In the 1940s, a tiny town outside Boston volunteered to be test subjects in a study that would become one of the longest and broadest in the history of medicine. Originally designed to study heart disease, it's revealed things about plenty else too: everything from evolution to selecting a spouse.
In the 19th century, in isolated villages and godforsaken towns in rural New England, people began to suspect their deceased family members had become undead. Thus began everything we know today about killing vampires.
The concept of trickle-down economics is tied to Ronald Reagan, but the idea's been around and in use since the 20s. It's simple: Give more money to the wealthy and they can use it to rev up an economy. But is the whole thing just a scam?
E-cigs, vapes, whatever you call them they have been touted as a safer alternative to tobacco and even a way for people to quit smoking. But recent studies have found that perhaps they’re not so harmless after all. So who’s right?
When it comes to the animal kingdom, SYSK has covered a wide range. This week, the guys dive into the frigid waters of the Arctic to delight in everything that is the huggable, lovable walrus. From their tendency to sticking together in tough times, to the strange noises they make to attract a mating partner, the walrus is now in the running as one of Josh and Chuck's favorites.
You've seen them in your home and probably squealed in terror, but now it's time to learn all about cockroaches. From their ability to run incredibly fast to the appendage that alerts them when you're about to whack them with your shoe, cockroaches are fascinating creatures that deserve your respect.
Since a 1906 revival in Los Angeles, people around the world say they’ve been cured by the Holy Spirit after preachers with the Gift of Healing laid their hands on them. Skeptics scoff, but science’s explanations are kind of vague. So what’s going on here?
Anyone who ever picked up a comic book as a kid probably marveled at the ads for the mysterious Sea Monkeys. In reality, they are just brine shrimp, not fantastical beings with magical powers. But the story behind the invention of the Sea Monkey is tale all its own. Listen in today.
Off Nova Scotia, the tiny spit of land called Oak Island has been host to waves of treasure hunters for more than 200 years. Some of them lost their lives in the search for a treasure reputedly buried in a deep pit. But is anything really there?
For this special live benefit episode recorded in Atlanta, Josh and Chuck go back to the 70s and look at the decidedly ungroovy course of events that led to Ford recalling its Pinto after people started burning up in them.
Sure knives can cut through a steak or slash through jungle vines, but probably the coolest thing you can do with a knife is throw it. At a person mounted to a wooden wheel. Spinning around. While you’re blindfolded. Learn all about the impalement arts in this episode.
You may be surprised to learn those ubiquitous ratings, from G to NC-17, put on movies in America are actually handed down by anonymous employees of a secretive organization that serves as a lobbying firm for Hollywood's six biggest studios.
Rosa Parks finishes out our Black History Month episodes in grand fashion.

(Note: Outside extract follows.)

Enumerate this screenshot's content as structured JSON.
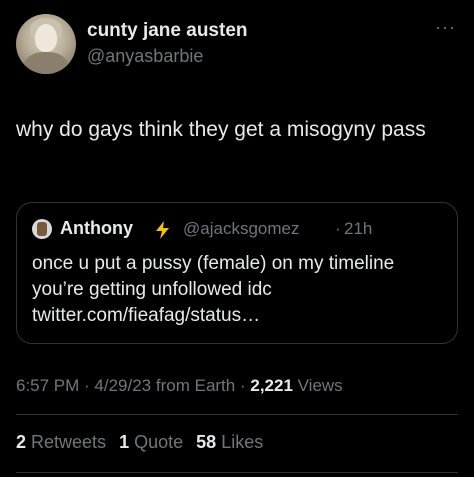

While most know her from that fateful day on the Montgomery city bus, she actually had a long life as an advocate, protestor and agent of change. Join us today as we celebrate one of America's great history makers.
For millennia people have been amazed by legends of wild children found in the forest or jungle, sometimes raised by animals like wolves or apes. But it turns out these stories may actually be true in some cases and may actually have been children with cognitive impairments who were abandoned by their parents.
As early as 1786, groups assembled to help slaves escape lives of bondage. And, as the 19th century progressed, the emergent Underground Railroad grew more sophisticated in aiding escaped slaves. But how did it work? Join Josh and Chuck to learn more.
Harriet Tubman is a legendary figure in history, but the details of her life are even more remarkable than what you may have learned in school. Listen in today as Josh and Chuck pay tribute to a true icon of African-American history.
What must be one of the most famous natural disasters in history took place when Mt Vesuvius buried Pompeii in 79 CE. But when the town was resurrected 1700 years later, a new chapter in its history was written.
In 1928 Bessie and Glen Hyde attempted to navigate their way through the belly of the Grand Canyon in a homemade boat. They disappeared without a trace and their mystery endures all these years later. Listen in today to hear all about the tragic and mysterious disappearance of the Grand Canyon Newlyweds.
In the 1960s, a very cool machine debuted at the Seattle World's Fair - the Mold-A-Rama. It made real plastic toys on-demand from melted plastic pellets, to the delight of children and adults alike. They didn't last too long, but can still be found at various locations all over the United States and their retro-cool stylings are still a hit. Learn all about these cool machines today.